Witnesses have also described to Human Rights Watch episodes in which, since late June, security forces detained men whom the activists said were not involved in political activities, but were simply walking in neighborhoods where anti-government demonstrations had taken place. A resident of al-Ghouta, a central Homs neighborhood, said security forces have arbitrarily detained men in his and other neighborhoods. Describing an incident on June 29, he said:
I saw five security guys in green uniforms get out of a car and arrest a neighbor named Anas, in his 20s. He was on the sidewalk just outside his building watching a demonstration down the block, just wearing his house clothes and flip flops. He wasn’t involved in the protests at all.
The security men drove up, got out of the car, and started hitting Anas with their sticks. The car drove off. Hearing his screams, people on the balcony told them to leave him alone, then the security men started swearing and shouting at them. They stopped a microbus in the middle of the street, shoved him inside and drove away. A neighbor later told me that Anas was released the next day.
In a raid similar to the one that occurred on July 4 in Hama, security forces also stormed the Damascus suburb of Dumeir that day, arresting hundreds of men suspected of participating in protests or harboring protesters. Security forces from Air Force Intelligence went house-to-house with a list of names, said a human rights activist and Dumeir resident who was in the city at the time of the raid. Tanks were placed at each of the entrances to the city, preventing residents from entering and leaving. Security forces also searched homes looking for bodies or wounded people, and arrested all male residents over age 16 wherever they found them, the activist said. Over the course of three days, they detained about 530 people, he said.
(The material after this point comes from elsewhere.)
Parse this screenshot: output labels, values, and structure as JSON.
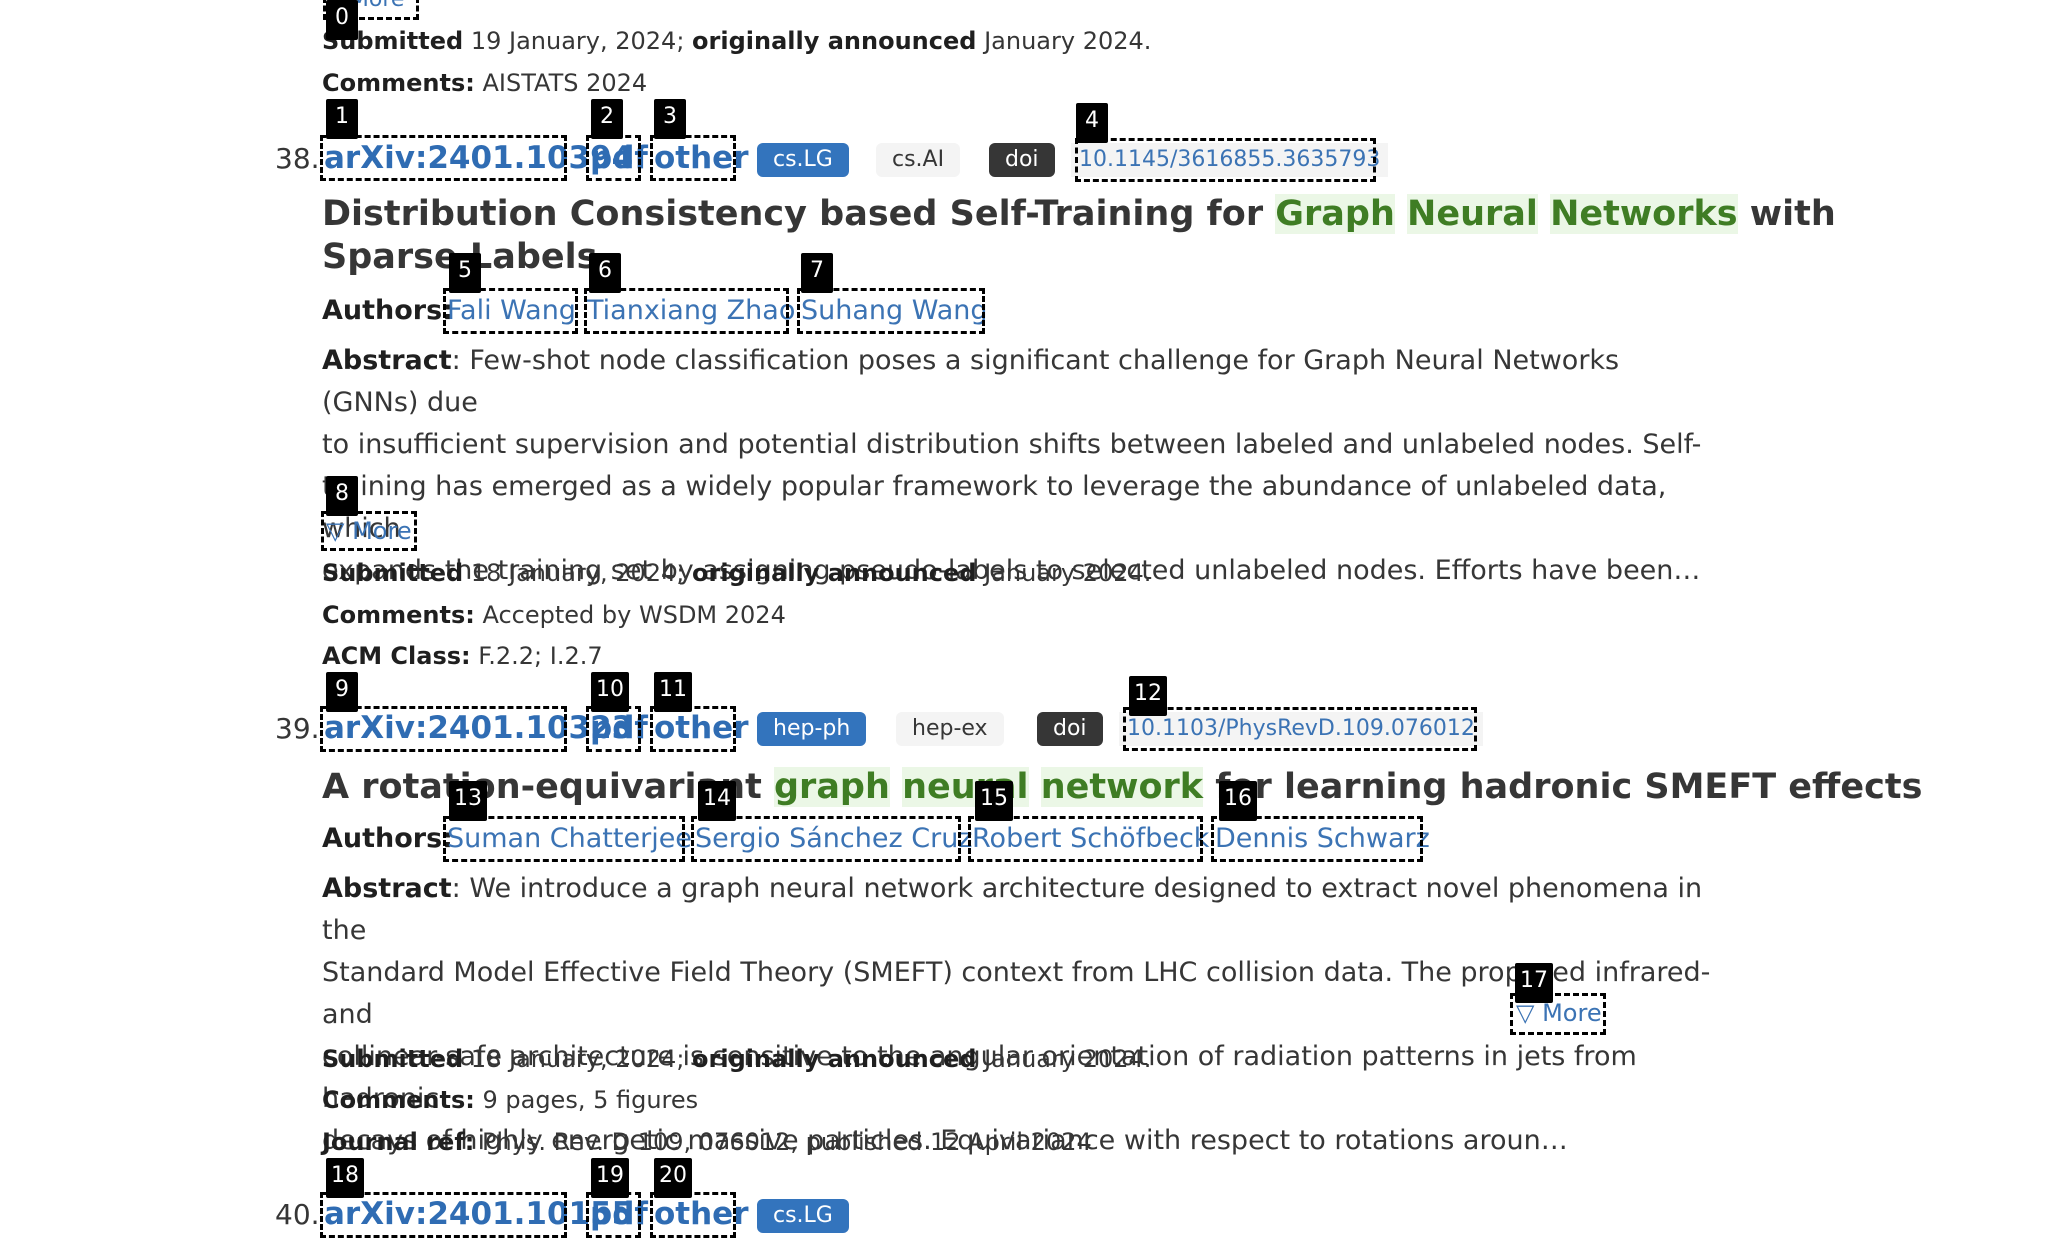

At least seven of the 530 were released after their families paid bribes to security officials. None of them had participated in protests, the activist said, but had been detained either because they were in the home of someone being sought by security forces, or because they had the same name as someone being sought. One man’s family paid a bribe of 100,000 Syrian pounds (approximately $2,100), he said, adding that the man had been arrested because he had been in his uncle’s house when security forces stormed in, looking for he uncle. Twenty-two others, all arrested before the citywide sweep that began on July 4, were released on July 14.